The category plays an important role in filling a gap in the available visa categories for short-term, professional workers. Moreover, it can only be used by a multinational business that has the ability to regularly employ the individual at an overseas entity while he or she is in B-1 status. There are other companion “in lieu of” B-1 categories such as the “B-1 in lieu of the H-3” and the “B-1 in lieu of the J-1.” These B-1 categories allow for short term training assignments in the US without the need for a US employer to file a lengthy petition or obtain authorization through a J sponsor. All of these are extremely useful and legitimate short term B-1 uses that allow a US business to remain competitive and responsive to spontaneous short-term needs in a globalized economy. We urge that the baby not be thrown out with the bathwater just because of ex-parte allegations by a plaintiff in one law suit against an IT consulting company, which has led to further investigations by the US authorities.
The Department of State’s (DOS) response to Senator Grassley’s missive is troubling in that it conveys that the “B-1 in lieu of H-1B” may be at risk. In a letter by Joseph Macmanus, Acting Assistant Secretary for Legislative Affairs, he says that DOS is “working with the Department of Homeland Security (DHS) to consider removing or substantially amending the FAM note” allowing the B-1 in lieu of H-1B category. However, all hope is not lost as Mr. Macmanus points out that problems with the B-1 category usually result from misrepresentation in the visa application, not from a misapplication of visa law. In addition, Mr. Macmanus’s letter makes clear that consular officers are carefully trained to determine whether issuing a B-1 visa or a “B-1 in lieu of H-1B” is appropriate. These categories are not taken lightly and have strict requirements, carefully enforced, with fewer than 1000 “B-1 in lieu of H-1B” visas issued each year worldwide. This restrictive view of the category is sometimes too carefully enforced to the detriment of companies that need individuals from their foreign entities to come to the United States entity for training that is unavailable at the foreign entity, and that is crucial to the global operations of the company as a whole.

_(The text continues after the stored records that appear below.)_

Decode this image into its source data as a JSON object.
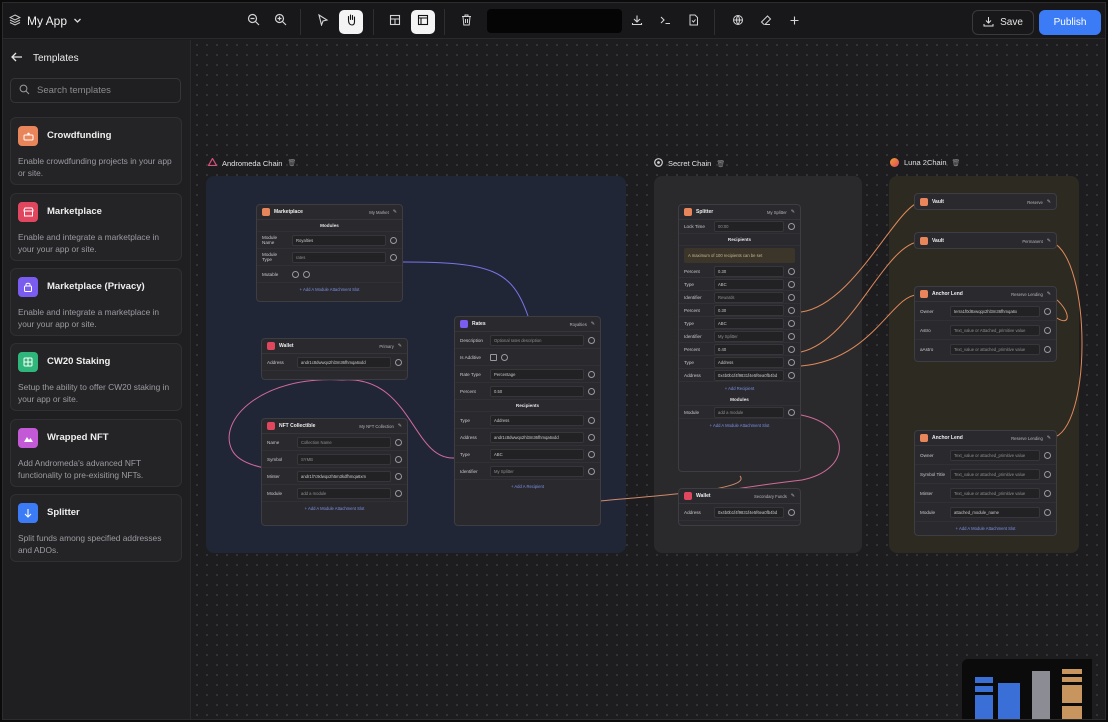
{
  "app": {
    "title": "My App"
  },
  "toolbar": {
    "save_label": "Save",
    "publish_label": "Publish",
    "icons": [
      "zoom-out-icon",
      "zoom-in-icon",
      "pointer-icon",
      "hand-icon",
      "layout-icon",
      "panel-icon",
      "trash-icon",
      "download-icon",
      "terminal-icon",
      "file-icon",
      "globe-icon",
      "eraser-icon",
      "plus-icon"
    ]
  },
  "sidebar": {
    "title": "Templates",
    "search_placeholder": "Search templates",
    "templates": [
      {
        "name": "Crowdfunding",
        "desc": "Enable crowdfunding projects in your app or site.",
        "color": "#e8855a",
        "icon": "crowdfund-icon"
      },
      {
        "name": "Marketplace",
        "desc": "Enable and integrate a marketplace in your your app or site.",
        "color": "#e0475f",
        "icon": "store-icon"
      },
      {
        "name": "Marketplace (Privacy)",
        "desc": "Enable and integrate a marketplace in your your app or site.",
        "color": "#7b5cf0",
        "icon": "lock-store-icon"
      },
      {
        "name": "CW20 Staking",
        "desc": "Setup the ability to offer CW20 staking in your app or site.",
        "color": "#2fb67a",
        "icon": "staking-icon"
      },
      {
        "name": "Wrapped NFT",
        "desc": "Add Andromeda's advanced NFT functionality to pre-exisiting NFTs.",
        "color": "#c459d8",
        "icon": "nft-icon"
      },
      {
        "name": "Splitter",
        "desc": "Split funds among specified addresses and ADOs.",
        "color": "#3b7bf6",
        "icon": "splitter-icon"
      }
    ]
  },
  "canvas": {
    "groups": [
      {
        "label": "Andromeda Chain",
        "color": "#d6527a"
      },
      {
        "label": "Secret Chain",
        "color": "#d0d0d0"
      },
      {
        "label": "Luna 2Chain",
        "color": "#f0a030"
      }
    ],
    "nodes": {
      "marketplace": {
        "title": "Marketplace",
        "sub": "My Market",
        "section": "Modules",
        "rows": [
          [
            "Module Name",
            "Royalties"
          ],
          [
            "Module Type",
            "rates"
          ],
          [
            "Mutable",
            ""
          ]
        ],
        "add": "+ Add A Module Attachment Slot"
      },
      "wallet1": {
        "title": "Wallet",
        "sub": "Primary",
        "rows": [
          [
            "Address",
            "andr1c8dwwqx2hl3m36fhmqa6xdd"
          ]
        ]
      },
      "nft": {
        "title": "NFT Collectible",
        "sub": "My NFT Collection",
        "rows": [
          [
            "Name",
            "Collection Name"
          ],
          [
            "Symbol",
            "SYMB"
          ],
          [
            "Minter",
            "andr1l7c9dwqx2h5m3kdfhmqa6xm"
          ],
          [
            "Module",
            "add a module"
          ]
        ],
        "add": "+ Add A Module Attachment Slot"
      },
      "rates": {
        "title": "Rates",
        "sub": "Royalties",
        "rows": [
          [
            "Description",
            "Optional rates description"
          ],
          [
            "Is Additive",
            ""
          ],
          [
            "Rate Type",
            "Percentage"
          ],
          [
            "Percent",
            "0.50"
          ]
        ],
        "section": "Recipients",
        "rows2": [
          [
            "Type",
            "Address"
          ],
          [
            "Address",
            "andr1c8dwwqx2hl3m36fhmqa6xdd"
          ],
          [
            "Type",
            "ABC"
          ],
          [
            "Identifier",
            "My Splitter"
          ]
        ],
        "add": "+ Add A Recipient"
      },
      "splitter": {
        "title": "Splitter",
        "sub": "My Splitter",
        "rows": [
          [
            "Lock Time",
            "00:00"
          ]
        ],
        "section": "Recipients",
        "note": "A maximum of 100 recipients can be set",
        "rows2": [
          [
            "Percent",
            "0.30"
          ],
          [
            "Type",
            "ABC"
          ],
          [
            "Identifier",
            "Rewards"
          ],
          [
            "Percent",
            "0.30"
          ],
          [
            "Type",
            "ABC"
          ],
          [
            "Identifier",
            "My Splitter"
          ],
          [
            "Percent",
            "0.40"
          ],
          [
            "Type",
            "Address"
          ],
          [
            "Address",
            "0x4b0b1f4f9831f4e5f6ea0fb4bd"
          ]
        ],
        "add": "+ Add Recipient",
        "section2": "Modules",
        "rows3": [
          [
            "Module",
            "add a module"
          ]
        ],
        "add2": "+ Add A Module Attachment Slot"
      },
      "wallet2": {
        "title": "Wallet",
        "sub": "Secondary Funds",
        "rows": [
          [
            "Address",
            "0x4b0b1f4f9831f4e5f6ea0fb4bd"
          ]
        ]
      },
      "vault1": {
        "title": "Vault",
        "sub": "Reserve"
      },
      "vault2": {
        "title": "Vault",
        "sub": "Permanent"
      },
      "anchor1": {
        "title": "Anchor Lend",
        "sub": "Reserve Lending",
        "rows": [
          [
            "Owner",
            "terra1f0d8xwqqx2hl3m36fhmqa6x"
          ],
          [
            "Astro",
            "Text_value or Attached_primitive value"
          ],
          [
            "aAstro",
            "Text_value or attached_primitive value"
          ]
        ]
      },
      "anchor2": {
        "title": "Anchor Lend",
        "sub": "Reserve Lending",
        "rows": [
          [
            "Owner",
            "Text_value or attached_primitive value"
          ],
          [
            "Symbol Title",
            "Text_value or attached_primitive value"
          ],
          [
            "Minter",
            "Text_value or attached_primitive value"
          ],
          [
            "Module",
            "attached_module_name"
          ]
        ],
        "add": "+ Add A Module Attachment Slot"
      }
    }
  }
}
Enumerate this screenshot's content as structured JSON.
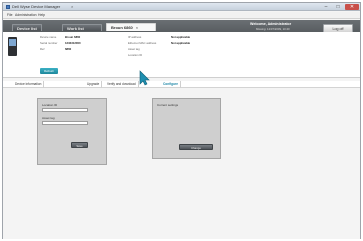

We hope that the DOS and DHS continue to recognize and defend the importance of the “B-1 in lieu of H-1B” and other companion “lieu of” categories to international commerce and the benefits that accrue to the United States economy, rather than eliminate it or read it out of existence as a knee jerk reaction to a Senator’s objections, especially one who has generally been opposed to the existence of the H-1B and L visa programs.